Black and brown communities often care more about environmental issues than is perceived, according to polls, said Dr. Mustafa Santiago Ali, vice president of environmental justice, climate, and community revitalization for the National Wildlife Federation. Ali also emphasized the importance of continued advocacy around infrastructure inequities and strengthening STEM education.
Opportunities for intergenerational collaboration also played a main role in this year’s convention.
During the “Voting Rights, Redistricting and Elections” session, DNC Chairman Jaime Harrison spoke about the current voting rights struggles, and how African Americans need to get focused and remain active.
Voting is the great equalizer, and must be guarded and protected, Harrison said.
When it comes to the latest battle for voting rights, staying on the sidelines while the house is on fire waiting for the fire department to show up is not an option.
There isn’t going to be a superhero who is going to fly in and save us — we all have an active role to play, Harrison said.
“We cannot face the future without facing the past,” said Rep. Joyce Beatty (D-Ohio), current chair of the Congressional Black Caucus, as she called on intergenerational coalitions to fight together.
It’s important to be engaged, and to fight in person as well as online, she said.

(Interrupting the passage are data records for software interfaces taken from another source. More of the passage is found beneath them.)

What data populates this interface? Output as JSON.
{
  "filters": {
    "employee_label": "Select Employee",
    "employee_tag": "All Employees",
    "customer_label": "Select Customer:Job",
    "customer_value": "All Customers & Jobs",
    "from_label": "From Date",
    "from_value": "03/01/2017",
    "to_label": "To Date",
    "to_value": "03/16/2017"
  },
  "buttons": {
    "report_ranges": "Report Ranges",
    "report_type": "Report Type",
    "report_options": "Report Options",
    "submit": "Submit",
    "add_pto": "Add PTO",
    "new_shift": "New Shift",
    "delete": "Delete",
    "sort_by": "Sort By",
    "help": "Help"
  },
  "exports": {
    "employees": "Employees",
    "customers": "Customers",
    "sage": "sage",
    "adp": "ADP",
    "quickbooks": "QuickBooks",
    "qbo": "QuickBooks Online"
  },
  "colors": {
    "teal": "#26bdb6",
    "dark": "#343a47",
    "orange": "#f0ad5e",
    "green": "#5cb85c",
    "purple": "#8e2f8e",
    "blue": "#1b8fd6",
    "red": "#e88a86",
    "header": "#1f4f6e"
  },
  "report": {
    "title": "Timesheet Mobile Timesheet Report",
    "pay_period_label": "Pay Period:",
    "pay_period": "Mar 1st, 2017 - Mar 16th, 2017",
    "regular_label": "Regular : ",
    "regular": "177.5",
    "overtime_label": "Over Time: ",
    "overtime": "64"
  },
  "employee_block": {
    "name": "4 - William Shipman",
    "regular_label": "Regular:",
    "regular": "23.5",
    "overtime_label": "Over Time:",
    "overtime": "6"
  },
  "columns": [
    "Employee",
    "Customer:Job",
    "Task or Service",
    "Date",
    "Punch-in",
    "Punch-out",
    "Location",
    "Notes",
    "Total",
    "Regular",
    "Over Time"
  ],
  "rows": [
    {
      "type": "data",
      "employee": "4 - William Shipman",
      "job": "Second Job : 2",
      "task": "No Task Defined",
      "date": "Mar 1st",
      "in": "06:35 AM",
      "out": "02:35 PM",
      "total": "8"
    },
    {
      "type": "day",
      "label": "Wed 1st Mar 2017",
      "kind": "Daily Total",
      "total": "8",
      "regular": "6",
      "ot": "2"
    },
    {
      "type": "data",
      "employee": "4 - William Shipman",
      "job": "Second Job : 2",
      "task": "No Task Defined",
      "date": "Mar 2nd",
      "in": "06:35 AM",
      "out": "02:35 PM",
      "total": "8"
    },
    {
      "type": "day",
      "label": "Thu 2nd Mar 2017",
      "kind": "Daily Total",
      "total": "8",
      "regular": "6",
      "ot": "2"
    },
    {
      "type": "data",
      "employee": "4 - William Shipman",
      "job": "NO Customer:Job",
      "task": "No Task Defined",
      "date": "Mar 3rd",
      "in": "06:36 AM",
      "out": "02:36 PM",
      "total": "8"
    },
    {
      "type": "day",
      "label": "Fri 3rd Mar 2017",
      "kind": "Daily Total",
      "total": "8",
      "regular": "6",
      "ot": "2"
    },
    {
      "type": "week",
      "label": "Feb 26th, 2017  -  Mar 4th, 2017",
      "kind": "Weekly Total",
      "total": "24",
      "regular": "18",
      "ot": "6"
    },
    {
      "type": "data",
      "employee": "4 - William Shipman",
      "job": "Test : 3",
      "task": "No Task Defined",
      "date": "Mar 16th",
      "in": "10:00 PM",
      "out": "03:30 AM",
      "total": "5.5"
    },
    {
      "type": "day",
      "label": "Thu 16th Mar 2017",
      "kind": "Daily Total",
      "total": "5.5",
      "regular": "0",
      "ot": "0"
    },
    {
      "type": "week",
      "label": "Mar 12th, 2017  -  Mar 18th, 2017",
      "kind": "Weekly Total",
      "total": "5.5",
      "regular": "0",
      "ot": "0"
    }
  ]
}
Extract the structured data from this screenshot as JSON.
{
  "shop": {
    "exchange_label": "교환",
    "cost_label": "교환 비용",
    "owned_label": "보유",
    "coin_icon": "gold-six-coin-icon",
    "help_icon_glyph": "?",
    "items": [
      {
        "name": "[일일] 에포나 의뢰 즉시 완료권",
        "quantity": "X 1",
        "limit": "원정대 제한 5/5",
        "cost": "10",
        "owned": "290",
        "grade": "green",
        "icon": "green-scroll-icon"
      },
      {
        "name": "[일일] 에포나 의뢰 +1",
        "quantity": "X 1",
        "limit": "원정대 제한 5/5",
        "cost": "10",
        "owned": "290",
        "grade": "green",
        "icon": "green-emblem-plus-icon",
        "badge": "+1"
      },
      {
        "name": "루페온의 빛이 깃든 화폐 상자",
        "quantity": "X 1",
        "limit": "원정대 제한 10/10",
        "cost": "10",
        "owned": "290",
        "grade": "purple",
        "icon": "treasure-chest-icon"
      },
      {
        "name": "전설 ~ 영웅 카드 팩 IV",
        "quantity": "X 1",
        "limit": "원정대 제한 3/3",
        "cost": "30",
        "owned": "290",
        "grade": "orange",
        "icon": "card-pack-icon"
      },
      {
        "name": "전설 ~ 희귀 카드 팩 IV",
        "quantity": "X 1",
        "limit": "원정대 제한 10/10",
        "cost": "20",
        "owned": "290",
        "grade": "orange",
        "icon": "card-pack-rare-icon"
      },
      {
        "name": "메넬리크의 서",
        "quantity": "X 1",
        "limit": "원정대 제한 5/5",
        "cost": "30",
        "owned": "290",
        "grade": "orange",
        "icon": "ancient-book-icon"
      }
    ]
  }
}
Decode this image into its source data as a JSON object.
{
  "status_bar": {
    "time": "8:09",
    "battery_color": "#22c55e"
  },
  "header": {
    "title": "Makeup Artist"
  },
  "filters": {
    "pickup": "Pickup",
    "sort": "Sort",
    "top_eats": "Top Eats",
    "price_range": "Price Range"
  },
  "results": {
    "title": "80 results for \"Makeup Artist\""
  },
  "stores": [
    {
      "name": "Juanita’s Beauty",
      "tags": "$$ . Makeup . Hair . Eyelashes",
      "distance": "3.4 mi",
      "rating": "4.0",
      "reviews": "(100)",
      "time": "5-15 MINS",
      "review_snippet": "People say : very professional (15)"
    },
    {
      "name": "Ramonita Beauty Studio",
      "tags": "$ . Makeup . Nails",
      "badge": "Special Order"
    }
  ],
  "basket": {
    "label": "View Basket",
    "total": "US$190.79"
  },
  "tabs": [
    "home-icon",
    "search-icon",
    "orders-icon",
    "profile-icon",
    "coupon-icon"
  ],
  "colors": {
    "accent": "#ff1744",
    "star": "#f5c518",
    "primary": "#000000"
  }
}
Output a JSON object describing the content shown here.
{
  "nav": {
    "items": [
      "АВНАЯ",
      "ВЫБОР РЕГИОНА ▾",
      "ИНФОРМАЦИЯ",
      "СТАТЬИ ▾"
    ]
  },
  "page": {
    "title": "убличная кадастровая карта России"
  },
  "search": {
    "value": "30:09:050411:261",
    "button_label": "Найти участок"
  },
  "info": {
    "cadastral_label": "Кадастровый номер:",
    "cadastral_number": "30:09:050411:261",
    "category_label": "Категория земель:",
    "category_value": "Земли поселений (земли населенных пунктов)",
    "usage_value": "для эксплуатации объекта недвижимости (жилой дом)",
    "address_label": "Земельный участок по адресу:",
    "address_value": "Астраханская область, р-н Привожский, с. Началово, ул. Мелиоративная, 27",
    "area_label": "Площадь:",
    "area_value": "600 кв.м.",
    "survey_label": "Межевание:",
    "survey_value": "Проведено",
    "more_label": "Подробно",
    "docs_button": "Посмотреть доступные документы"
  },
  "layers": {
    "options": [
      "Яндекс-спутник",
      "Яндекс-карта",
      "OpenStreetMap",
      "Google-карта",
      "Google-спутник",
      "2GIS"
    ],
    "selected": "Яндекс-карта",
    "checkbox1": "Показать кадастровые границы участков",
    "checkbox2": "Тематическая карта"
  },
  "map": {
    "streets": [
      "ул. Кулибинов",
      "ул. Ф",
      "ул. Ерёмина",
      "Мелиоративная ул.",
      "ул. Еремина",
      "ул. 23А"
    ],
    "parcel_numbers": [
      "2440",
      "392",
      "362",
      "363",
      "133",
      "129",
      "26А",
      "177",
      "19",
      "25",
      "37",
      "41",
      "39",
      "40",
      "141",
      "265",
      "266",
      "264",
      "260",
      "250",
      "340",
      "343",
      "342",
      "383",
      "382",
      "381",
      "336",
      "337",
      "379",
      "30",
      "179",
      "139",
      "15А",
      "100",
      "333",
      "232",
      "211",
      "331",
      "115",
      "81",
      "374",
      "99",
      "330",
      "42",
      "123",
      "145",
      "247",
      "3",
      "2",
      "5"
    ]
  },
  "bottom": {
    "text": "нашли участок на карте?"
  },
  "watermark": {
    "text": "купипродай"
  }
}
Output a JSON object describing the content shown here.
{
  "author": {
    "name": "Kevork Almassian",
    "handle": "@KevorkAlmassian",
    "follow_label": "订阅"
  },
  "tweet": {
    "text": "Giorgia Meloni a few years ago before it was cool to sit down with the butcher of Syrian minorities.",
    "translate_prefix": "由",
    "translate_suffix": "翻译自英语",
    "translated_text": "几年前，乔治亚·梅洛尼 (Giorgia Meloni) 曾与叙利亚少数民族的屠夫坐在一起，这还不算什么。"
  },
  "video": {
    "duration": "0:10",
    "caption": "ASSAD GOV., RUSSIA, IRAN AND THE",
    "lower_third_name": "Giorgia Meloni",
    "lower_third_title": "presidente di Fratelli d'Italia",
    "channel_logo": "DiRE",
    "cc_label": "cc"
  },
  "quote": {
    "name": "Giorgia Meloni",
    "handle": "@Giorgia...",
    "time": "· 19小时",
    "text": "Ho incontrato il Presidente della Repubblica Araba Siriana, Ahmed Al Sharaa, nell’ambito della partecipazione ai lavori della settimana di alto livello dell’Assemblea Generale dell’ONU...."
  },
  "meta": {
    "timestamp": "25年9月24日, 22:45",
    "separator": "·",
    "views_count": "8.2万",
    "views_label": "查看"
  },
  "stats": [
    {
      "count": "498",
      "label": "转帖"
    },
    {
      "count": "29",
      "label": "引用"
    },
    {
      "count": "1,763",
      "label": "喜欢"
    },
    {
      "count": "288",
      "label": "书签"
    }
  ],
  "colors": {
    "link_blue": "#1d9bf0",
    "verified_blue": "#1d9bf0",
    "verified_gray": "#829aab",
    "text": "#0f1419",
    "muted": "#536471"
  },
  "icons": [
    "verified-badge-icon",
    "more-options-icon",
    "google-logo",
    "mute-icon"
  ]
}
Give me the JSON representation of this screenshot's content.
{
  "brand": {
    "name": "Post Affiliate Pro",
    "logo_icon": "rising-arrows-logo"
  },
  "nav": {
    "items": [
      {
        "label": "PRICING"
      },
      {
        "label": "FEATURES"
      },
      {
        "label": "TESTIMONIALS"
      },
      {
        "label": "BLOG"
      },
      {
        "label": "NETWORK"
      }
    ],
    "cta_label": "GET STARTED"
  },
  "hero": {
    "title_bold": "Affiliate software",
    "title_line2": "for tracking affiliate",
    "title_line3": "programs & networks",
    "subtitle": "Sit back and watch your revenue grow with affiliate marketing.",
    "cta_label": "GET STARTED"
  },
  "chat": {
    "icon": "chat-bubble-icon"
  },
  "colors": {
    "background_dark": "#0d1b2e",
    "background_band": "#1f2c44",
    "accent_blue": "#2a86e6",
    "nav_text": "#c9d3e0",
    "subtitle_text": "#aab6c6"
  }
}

When asked about the current discussion surrounding the filibuster, Beatty said that Vice President Harris has been in talks with Senate members regarding a “carve out” provision concerning the current H.R. 4 voting rights legislation — also known as the John Lewis Voting Rights Act — to protect it from the rule, which requires 60 votes as opposed to 50 in order to pass.
Mandela Barnes, who is the first African American to serve as lieutenant governor of Wisconsin, and the second African American elected to statewide office, spoke about the many recent voter suppression actions in Wisconsin, the importance of judges, redistricting, and prison gerrymandering.
Barnes is particularly concerned about how Census 2020 reporting delays — information that directly affects how district lines are redrawn — are being exploited by the GOP throughout the country as the midterm election season approaches, he said.
A’shanti F. Gholar, president of Emerge — the only organization dedicated to recruiting and training Democratic women to run for office — and host of “The Brown Girl’s Guide to Politics” podcast, said that she was also adamant that people pay closer attention to what the process looks like at the state level. Gholar also emphasized the critical role that activists, leaders and other stakeholders play in these tumultuous times.
“We have to use our voices… there are folks who will listen to you — we must combat misinformation and apathy,” she said.
Additional sessions, training, workshops and forums focused upon education, men’s health, economic empowerment, reimagining policing and public safety, the role of Black women as leaders, labor issues and more.
Next year’s convention is scheduled to take place from July 14-20 in Atlantic City.
For more information, visit: www.naacp.org.